### WHAT TO PRODUCE
Reprint every entry, character for character.
***** INPUT DATA *****
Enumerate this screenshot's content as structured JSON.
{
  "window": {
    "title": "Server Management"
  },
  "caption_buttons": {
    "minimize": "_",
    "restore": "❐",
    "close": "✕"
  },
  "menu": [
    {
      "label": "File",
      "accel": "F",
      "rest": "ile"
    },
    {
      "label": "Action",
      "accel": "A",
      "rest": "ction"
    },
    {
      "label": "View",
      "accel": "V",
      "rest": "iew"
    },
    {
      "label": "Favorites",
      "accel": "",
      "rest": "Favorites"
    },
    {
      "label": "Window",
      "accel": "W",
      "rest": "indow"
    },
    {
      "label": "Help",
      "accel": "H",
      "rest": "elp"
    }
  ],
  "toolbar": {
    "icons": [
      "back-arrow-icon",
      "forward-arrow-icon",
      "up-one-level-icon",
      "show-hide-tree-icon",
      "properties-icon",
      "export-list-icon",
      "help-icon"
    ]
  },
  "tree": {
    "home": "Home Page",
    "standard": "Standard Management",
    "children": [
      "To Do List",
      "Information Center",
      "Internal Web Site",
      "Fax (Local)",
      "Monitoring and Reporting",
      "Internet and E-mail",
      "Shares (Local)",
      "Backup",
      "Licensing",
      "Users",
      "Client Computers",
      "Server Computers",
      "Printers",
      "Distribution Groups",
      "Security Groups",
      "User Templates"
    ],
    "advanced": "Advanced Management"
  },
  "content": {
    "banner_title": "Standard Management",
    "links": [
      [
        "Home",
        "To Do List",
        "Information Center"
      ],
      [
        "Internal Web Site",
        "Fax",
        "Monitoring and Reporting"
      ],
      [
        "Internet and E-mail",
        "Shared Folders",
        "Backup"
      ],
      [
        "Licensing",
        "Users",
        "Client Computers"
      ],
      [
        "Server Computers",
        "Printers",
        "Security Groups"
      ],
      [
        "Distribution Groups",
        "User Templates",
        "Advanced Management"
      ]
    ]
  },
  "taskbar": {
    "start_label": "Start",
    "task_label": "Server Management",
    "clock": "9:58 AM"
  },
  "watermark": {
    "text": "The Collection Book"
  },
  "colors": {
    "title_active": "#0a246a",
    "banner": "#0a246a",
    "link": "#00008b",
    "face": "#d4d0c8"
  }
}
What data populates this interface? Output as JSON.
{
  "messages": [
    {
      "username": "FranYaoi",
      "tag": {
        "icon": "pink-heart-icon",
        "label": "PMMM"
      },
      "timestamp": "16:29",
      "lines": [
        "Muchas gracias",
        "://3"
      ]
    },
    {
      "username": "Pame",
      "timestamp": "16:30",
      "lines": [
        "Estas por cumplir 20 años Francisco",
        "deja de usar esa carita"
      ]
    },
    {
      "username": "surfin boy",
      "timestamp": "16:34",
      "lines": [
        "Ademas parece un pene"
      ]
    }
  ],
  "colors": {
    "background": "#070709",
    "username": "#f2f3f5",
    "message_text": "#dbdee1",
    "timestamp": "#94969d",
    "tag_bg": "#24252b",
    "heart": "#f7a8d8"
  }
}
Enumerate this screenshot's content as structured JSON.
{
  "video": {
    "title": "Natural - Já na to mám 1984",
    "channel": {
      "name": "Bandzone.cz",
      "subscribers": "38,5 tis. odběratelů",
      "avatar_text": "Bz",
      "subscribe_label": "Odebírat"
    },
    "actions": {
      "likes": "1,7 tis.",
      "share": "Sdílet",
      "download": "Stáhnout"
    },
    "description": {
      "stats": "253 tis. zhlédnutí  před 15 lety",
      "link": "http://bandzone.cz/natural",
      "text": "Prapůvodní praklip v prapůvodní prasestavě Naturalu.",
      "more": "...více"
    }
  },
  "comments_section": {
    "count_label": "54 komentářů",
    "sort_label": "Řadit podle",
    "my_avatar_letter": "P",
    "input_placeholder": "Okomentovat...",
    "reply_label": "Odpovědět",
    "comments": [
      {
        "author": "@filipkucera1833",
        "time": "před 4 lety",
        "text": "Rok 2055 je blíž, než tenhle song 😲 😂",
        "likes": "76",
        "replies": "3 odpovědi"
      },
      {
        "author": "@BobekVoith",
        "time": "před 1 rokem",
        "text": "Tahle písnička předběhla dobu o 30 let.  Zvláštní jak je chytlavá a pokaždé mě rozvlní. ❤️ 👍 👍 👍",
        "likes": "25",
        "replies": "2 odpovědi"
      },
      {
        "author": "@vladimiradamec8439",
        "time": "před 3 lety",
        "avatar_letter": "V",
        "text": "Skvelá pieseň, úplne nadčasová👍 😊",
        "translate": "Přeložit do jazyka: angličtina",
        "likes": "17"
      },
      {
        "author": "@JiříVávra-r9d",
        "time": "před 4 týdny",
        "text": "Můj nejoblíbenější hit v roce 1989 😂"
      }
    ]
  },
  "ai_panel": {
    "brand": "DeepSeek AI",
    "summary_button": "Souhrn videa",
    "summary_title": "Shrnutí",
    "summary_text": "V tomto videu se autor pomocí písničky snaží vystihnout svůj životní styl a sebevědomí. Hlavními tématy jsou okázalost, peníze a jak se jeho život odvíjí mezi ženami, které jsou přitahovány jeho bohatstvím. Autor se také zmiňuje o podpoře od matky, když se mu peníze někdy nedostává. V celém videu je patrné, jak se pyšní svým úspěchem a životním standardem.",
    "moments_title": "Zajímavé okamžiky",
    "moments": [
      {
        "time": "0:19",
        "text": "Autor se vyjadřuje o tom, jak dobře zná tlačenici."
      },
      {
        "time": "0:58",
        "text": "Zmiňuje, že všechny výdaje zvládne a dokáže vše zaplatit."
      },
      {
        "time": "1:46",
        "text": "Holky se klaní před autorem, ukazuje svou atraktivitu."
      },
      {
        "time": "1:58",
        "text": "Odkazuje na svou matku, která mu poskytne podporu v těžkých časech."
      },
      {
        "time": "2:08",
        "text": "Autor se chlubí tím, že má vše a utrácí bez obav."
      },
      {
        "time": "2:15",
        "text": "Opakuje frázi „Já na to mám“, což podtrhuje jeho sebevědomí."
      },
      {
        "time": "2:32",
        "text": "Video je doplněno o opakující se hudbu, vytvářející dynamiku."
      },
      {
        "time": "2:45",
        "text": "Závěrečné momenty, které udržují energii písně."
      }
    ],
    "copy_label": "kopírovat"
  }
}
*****
### TASK RESULT
Enumerate this screenshot's content as structured JSON.
{
  "window": {
    "title": "Server Management"
  },
  "caption_buttons": {
    "minimize": "_",
    "restore": "❐",
    "close": "✕"
  },
  "menu": [
    {
      "label": "File",
      "accel": "F",
      "rest": "ile"
    },
    {
      "label": "Action",
      "accel": "A",
      "rest": "ction"
    },
    {
      "label": "View",
      "accel": "V",
      "rest": "iew"
    },
    {
      "label": "Favorites",
      "accel": "",
      "rest": "Favorites"
    },
    {
      "label": "Window",
      "accel": "W",
      "rest": "indow"
    },
    {
      "label": "Help",
      "accel": "H",
      "rest": "elp"
    }
  ],
  "toolbar": {
    "icons": [
      "back-arrow-icon",
      "forward-arrow-icon",
      "up-one-level-icon",
      "show-hide-tree-icon",
      "properties-icon",
      "export-list-icon",
      "help-icon"
    ]
  },
  "tree": {
    "home": "Home Page",
    "standard": "Standard Management",
    "children": [
      "To Do List",
      "Information Center",
      "Internal Web Site",
      "Fax (Local)",
      "Monitoring and Reporting",
      "Internet and E-mail",
      "Shares (Local)",
      "Backup",
      "Licensing",
      "Users",
      "Client Computers",
      "Server Computers",
      "Printers",
      "Distribution Groups",
      "Security Groups",
      "User Templates"
    ],
    "advanced": "Advanced Management"
  },
  "content": {
    "banner_title": "Standard Management",
    "links": [
      [
        "Home",
        "To Do List",
        "Information Center"
      ],
      [
        "Internal Web Site",
        "Fax",
        "Monitoring and Reporting"
      ],
      [
        "Internet and E-mail",
        "Shared Folders",
        "Backup"
      ],
      [
        "Licensing",
        "Users",
        "Client Computers"
      ],
      [
        "Server Computers",
        "Printers",
        "Security Groups"
      ],
      [
        "Distribution Groups",
        "User Templates",
        "Advanced Management"
      ]
    ]
  },
  "taskbar": {
    "start_label": "Start",
    "task_label": "Server Management",
    "clock": "9:58 AM"
  },
  "watermark": {
    "text": "The Collection Book"
  },
  "colors": {
    "title_active": "#0a246a",
    "banner": "#0a246a",
    "link": "#00008b",
    "face": "#d4d0c8"
  }
}
What data populates this interface? Output as JSON.
{
  "messages": [
    {
      "username": "FranYaoi",
      "tag": {
        "icon": "pink-heart-icon",
        "label": "PMMM"
      },
      "timestamp": "16:29",
      "lines": [
        "Muchas gracias",
        "://3"
      ]
    },
    {
      "username": "Pame",
      "timestamp": "16:30",
      "lines": [
        "Estas por cumplir 20 años Francisco",
        "deja de usar esa carita"
      ]
    },
    {
      "username": "surfin boy",
      "timestamp": "16:34",
      "lines": [
        "Ademas parece un pene"
      ]
    }
  ],
  "colors": {
    "background": "#070709",
    "username": "#f2f3f5",
    "message_text": "#dbdee1",
    "timestamp": "#94969d",
    "tag_bg": "#24252b",
    "heart": "#f7a8d8"
  }
}
Enumerate this screenshot's content as structured JSON.
{
  "video": {
    "title": "Natural - Já na to mám 1984",
    "channel": {
      "name": "Bandzone.cz",
      "subscribers": "38,5 tis. odběratelů",
      "avatar_text": "Bz",
      "subscribe_label": "Odebírat"
    },
    "actions": {
      "likes": "1,7 tis.",
      "share": "Sdílet",
      "download": "Stáhnout"
    },
    "description": {
      "stats": "253 tis. zhlédnutí  před 15 lety",
      "link": "http://bandzone.cz/natural",
      "text": "Prapůvodní praklip v prapůvodní prasestavě Naturalu.",
      "more": "...více"
    }
  },
  "comments_section": {
    "count_label": "54 komentářů",
    "sort_label": "Řadit podle",
    "my_avatar_letter": "P",
    "input_placeholder": "Okomentovat...",
    "reply_label": "Odpovědět",
    "comments": [
      {
        "author": "@filipkucera1833",
        "time": "před 4 lety",
        "text": "Rok 2055 je blíž, než tenhle song 😲 😂",
        "likes": "76",
        "replies": "3 odpovědi"
      },
      {
        "author": "@BobekVoith",
        "time": "před 1 rokem",
        "text": "Tahle písnička předběhla dobu o 30 let.  Zvláštní jak je chytlavá a pokaždé mě rozvlní. ❤️ 👍 👍 👍",
        "likes": "25",
        "replies": "2 odpovědi"
      },
      {
        "author": "@vladimiradamec8439",
        "time": "před 3 lety",
        "avatar_letter": "V",
        "text": "Skvelá pieseň, úplne nadčasová👍 😊",
        "translate": "Přeložit do jazyka: angličtina",
        "likes": "17"
      },
      {
        "author": "@JiříVávra-r9d",
        "time": "před 4 týdny",
        "text": "Můj nejoblíbenější hit v roce 1989 😂"
      }
    ]
  },
  "ai_panel": {
    "brand": "DeepSeek AI",
    "summary_button": "Souhrn videa",
    "summary_title": "Shrnutí",
    "summary_text": "V tomto videu se autor pomocí písničky snaží vystihnout svůj životní styl a sebevědomí. Hlavními tématy jsou okázalost, peníze a jak se jeho život odvíjí mezi ženami, které jsou přitahovány jeho bohatstvím. Autor se také zmiňuje o podpoře od matky, když se mu peníze někdy nedostává. V celém videu je patrné, jak se pyšní svým úspěchem a životním standardem.",
    "moments_title": "Zajímavé okamžiky",
    "moments": [
      {
        "time": "0:19",
        "text": "Autor se vyjadřuje o tom, jak dobře zná tlačenici."
      },
      {
        "time": "0:58",
        "text": "Zmiňuje, že všechny výdaje zvládne a dokáže vše zaplatit."
      },
      {
        "time": "1:46",
        "text": "Holky se klaní před autorem, ukazuje svou atraktivitu."
      },
      {
        "time": "1:58",
        "text": "Odkazuje na svou matku, která mu poskytne podporu v těžkých časech."
      },
      {
        "time": "2:08",
        "text": "Autor se chlubí tím, že má vše a utrácí bez obav."
      },
      {
        "time": "2:15",
        "text": "Opakuje frázi „Já na to mám“, což podtrhuje jeho sebevědomí."
      },
      {
        "time": "2:32",
        "text": "Video je doplněno o opakující se hudbu, vytvářející dynamiku."
      },
      {
        "time": "2:45",
        "text": "Závěrečné momenty, které udržují energii písně."
      }
    ],
    "copy_label": "kopírovat"
  }
}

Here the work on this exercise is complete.